SIC waveguide antennas with large ~60 dB isolation;
SIC directional coupler;
SIC self-oscillating mixer;
And, an integrated FM-CW system-on-substrate.
(Yes, we are talking about laboratory activity around the world. Remember, globalization, everyone.)
Naturally, with this audience and the location at Cal Tech, Professor Wu left us with a list of challenges for future RF developments:
(1) Nano-structures with “near zero loss tangents” and agile, tunable substrates. (We need to reduce power dissipation and increase the life span of active devices.)
(2) Traveling wave E-O (electro-optical)devices
(3) Mixed integration of different wave-guides on a substrate, so as to support multiple modes.
(4) High density multilayer integration.
(5) Monolithic integration of both Active and Passive devices on a substrate, including antennas. Avoid discrete transistors and diodes at high frequencies. (We need to get away from the V /I mode analyses approaches, and think in terms of waves and their associated modes. But, just how???)
(6) Sub-mm Very Large Scale Integration (VLSI)
(7) Explore terahertz electronics (yes, we learn to use plasmon effects) and photonics. Bridge the gap between electronics and photonics. (OK, so we must go back to find “new ” materials.)

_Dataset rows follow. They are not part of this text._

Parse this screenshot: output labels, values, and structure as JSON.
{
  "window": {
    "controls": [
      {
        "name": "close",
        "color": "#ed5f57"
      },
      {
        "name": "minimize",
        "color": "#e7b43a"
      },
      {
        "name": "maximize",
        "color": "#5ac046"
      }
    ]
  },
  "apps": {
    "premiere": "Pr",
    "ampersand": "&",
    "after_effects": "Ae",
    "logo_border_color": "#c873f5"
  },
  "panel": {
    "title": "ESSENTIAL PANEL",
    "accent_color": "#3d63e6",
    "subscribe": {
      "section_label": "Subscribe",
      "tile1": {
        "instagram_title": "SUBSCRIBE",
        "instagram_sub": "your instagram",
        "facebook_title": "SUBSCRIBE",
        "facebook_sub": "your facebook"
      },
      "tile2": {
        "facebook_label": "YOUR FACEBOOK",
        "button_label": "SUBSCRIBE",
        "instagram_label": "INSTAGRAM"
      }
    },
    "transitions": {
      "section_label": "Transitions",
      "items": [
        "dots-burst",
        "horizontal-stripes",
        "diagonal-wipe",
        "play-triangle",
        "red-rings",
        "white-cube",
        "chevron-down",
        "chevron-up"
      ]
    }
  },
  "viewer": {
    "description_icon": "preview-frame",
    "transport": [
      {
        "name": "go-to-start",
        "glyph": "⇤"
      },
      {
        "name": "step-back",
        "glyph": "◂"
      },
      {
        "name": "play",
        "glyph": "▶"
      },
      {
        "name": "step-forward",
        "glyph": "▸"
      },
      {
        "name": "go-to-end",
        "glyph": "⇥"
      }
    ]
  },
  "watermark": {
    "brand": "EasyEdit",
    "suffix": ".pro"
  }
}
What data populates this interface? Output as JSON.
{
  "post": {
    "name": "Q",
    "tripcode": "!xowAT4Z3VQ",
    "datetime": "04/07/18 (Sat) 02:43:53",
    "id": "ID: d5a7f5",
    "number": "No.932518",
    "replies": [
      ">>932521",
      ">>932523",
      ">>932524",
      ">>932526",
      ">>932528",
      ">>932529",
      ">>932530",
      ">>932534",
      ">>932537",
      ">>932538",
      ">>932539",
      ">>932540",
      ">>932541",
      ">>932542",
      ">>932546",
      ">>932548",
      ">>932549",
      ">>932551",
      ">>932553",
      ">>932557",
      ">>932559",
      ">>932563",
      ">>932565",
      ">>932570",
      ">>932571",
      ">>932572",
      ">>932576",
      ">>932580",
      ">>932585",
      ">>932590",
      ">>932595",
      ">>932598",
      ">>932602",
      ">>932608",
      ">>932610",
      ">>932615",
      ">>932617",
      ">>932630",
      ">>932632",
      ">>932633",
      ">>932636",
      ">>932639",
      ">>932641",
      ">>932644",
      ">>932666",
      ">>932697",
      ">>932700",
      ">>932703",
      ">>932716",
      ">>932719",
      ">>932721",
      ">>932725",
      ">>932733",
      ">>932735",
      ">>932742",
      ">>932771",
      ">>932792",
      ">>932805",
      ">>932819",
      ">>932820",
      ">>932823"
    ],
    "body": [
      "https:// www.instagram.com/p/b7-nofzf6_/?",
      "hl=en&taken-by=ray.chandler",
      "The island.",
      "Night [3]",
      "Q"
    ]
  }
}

After the meeting , our Foothill representatives asked Professor Wu about his views on why we need to explore higher and higher microwave materials, and what direction we should take to make new integrated “microwave transistor-like devices”. His answers, while tentative and speculative, are most interesting. But, we will hold them for a future discussion.